[RECORDS PROVIDED]

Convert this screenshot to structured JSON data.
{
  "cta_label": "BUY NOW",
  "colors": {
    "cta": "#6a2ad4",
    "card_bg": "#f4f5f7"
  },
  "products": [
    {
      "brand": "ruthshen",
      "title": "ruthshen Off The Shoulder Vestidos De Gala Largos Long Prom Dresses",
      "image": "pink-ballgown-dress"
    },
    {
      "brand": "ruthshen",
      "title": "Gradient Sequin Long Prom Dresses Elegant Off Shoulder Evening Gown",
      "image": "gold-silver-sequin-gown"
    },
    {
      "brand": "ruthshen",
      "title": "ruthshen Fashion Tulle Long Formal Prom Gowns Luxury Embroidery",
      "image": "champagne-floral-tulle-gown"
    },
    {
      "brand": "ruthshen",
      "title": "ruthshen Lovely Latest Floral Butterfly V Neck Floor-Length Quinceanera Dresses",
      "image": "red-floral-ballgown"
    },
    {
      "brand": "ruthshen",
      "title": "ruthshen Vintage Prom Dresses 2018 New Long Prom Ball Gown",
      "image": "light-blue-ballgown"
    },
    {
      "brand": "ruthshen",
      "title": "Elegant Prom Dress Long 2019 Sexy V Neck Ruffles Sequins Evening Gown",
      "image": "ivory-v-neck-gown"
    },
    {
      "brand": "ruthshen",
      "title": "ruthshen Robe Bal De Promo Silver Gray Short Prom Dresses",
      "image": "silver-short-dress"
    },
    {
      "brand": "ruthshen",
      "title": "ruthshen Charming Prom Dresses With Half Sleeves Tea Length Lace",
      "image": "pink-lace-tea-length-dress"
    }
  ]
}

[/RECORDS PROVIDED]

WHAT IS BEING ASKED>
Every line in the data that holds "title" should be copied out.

OUTPUT OF THE EXERCISE>
      "title": "ruthshen Off The Shoulder Vestidos De Gala Largos Long Prom Dresses",
      "title": "Gradient Sequin Long Prom Dresses Elegant Off Shoulder Evening Gown",
      "title": "ruthshen Fashion Tulle Long Formal Prom Gowns Luxury Embroidery",
      "title": "ruthshen Lovely Latest Floral Butterfly V Neck Floor-Length Quinceanera Dresses",
      "title": "ruthshen Vintage Prom Dresses 2018 New Long Prom Ball Gown",
      "title": "Elegant Prom Dress Long 2019 Sexy V Neck Ruffles Sequins Evening Gown",
      "title": "ruthshen Robe Bal De Promo Silver Gray Short Prom Dresses",
      "title": "ruthshen Charming Prom Dresses With Half Sleeves Tea Length Lace",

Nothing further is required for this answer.